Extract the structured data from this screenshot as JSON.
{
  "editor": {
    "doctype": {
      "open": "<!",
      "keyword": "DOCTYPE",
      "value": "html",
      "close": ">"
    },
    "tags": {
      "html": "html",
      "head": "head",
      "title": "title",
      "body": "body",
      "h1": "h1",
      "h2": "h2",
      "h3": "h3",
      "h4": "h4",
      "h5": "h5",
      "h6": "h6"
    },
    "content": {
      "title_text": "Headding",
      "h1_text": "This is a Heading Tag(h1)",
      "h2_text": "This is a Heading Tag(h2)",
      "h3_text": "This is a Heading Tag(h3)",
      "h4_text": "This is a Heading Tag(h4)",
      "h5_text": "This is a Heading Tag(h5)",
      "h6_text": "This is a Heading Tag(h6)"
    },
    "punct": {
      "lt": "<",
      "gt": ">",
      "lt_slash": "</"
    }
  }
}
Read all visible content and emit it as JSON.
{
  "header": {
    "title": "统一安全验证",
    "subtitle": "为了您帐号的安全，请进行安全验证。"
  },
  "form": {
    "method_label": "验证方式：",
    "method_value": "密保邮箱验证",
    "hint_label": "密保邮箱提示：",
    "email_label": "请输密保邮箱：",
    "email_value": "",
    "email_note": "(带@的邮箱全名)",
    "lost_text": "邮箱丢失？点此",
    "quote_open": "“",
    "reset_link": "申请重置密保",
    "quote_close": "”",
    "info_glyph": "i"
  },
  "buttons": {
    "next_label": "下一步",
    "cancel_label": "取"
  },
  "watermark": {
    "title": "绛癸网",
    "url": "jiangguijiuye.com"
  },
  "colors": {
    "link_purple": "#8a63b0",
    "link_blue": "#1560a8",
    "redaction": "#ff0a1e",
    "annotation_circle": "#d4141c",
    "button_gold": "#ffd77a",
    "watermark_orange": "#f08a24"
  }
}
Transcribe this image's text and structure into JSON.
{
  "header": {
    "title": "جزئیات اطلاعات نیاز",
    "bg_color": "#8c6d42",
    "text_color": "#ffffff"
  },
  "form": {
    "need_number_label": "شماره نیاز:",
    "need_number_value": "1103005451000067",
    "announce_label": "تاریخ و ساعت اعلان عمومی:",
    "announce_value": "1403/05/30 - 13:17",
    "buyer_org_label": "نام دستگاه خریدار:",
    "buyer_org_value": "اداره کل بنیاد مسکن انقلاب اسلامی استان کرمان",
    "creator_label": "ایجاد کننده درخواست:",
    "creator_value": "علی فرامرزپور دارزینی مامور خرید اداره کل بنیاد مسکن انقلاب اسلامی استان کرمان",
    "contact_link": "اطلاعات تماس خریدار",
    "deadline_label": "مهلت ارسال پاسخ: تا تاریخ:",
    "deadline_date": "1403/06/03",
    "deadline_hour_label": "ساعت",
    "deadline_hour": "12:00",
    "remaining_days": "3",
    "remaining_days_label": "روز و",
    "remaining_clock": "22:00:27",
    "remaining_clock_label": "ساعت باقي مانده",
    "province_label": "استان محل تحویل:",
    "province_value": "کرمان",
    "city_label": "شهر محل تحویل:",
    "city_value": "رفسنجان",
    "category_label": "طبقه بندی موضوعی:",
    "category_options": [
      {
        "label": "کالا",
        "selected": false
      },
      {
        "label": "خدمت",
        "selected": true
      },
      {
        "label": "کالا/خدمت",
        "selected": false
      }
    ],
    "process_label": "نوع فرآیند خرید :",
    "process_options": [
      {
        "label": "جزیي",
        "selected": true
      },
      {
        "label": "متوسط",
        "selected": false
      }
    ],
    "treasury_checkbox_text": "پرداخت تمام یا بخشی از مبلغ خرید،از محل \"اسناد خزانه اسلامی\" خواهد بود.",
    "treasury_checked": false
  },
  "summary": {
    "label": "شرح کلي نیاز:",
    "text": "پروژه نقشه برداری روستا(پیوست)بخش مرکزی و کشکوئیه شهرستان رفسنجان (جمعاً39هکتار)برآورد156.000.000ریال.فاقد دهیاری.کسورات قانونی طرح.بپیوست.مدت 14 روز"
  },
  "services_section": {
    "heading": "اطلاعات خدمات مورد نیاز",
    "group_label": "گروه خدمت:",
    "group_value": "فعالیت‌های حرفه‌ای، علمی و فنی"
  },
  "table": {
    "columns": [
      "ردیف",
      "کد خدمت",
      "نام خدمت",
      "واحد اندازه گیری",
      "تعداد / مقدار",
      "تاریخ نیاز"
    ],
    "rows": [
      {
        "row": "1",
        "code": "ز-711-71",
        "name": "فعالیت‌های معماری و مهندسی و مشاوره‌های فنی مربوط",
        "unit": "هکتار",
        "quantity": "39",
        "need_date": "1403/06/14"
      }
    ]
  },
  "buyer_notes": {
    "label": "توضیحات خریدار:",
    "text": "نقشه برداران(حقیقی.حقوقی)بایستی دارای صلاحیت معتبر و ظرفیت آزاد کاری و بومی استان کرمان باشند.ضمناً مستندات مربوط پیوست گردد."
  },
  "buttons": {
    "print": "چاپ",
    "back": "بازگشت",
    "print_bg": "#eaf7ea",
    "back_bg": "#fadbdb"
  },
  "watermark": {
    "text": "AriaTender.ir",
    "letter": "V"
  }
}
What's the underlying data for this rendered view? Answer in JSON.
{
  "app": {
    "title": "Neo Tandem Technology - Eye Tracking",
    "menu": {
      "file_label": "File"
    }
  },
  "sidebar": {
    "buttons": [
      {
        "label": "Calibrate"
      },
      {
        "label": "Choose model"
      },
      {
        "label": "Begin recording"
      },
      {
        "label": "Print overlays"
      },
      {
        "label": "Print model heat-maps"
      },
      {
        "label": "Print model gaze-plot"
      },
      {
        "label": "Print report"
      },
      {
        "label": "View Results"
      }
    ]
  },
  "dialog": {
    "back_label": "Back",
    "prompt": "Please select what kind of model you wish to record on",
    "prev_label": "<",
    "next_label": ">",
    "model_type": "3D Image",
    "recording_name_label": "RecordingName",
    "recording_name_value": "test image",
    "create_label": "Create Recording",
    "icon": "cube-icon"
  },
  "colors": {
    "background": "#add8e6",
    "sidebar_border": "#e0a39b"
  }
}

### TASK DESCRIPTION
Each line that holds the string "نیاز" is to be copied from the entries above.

### ANSWER SECTION
    "title": "جزئیات اطلاعات نیاز",
    "need_number_label": "شماره نیاز:",
    "label": "شرح کلي نیاز:",
    "heading": "اطلاعات خدمات مورد نیاز",
      "تاریخ نیاز"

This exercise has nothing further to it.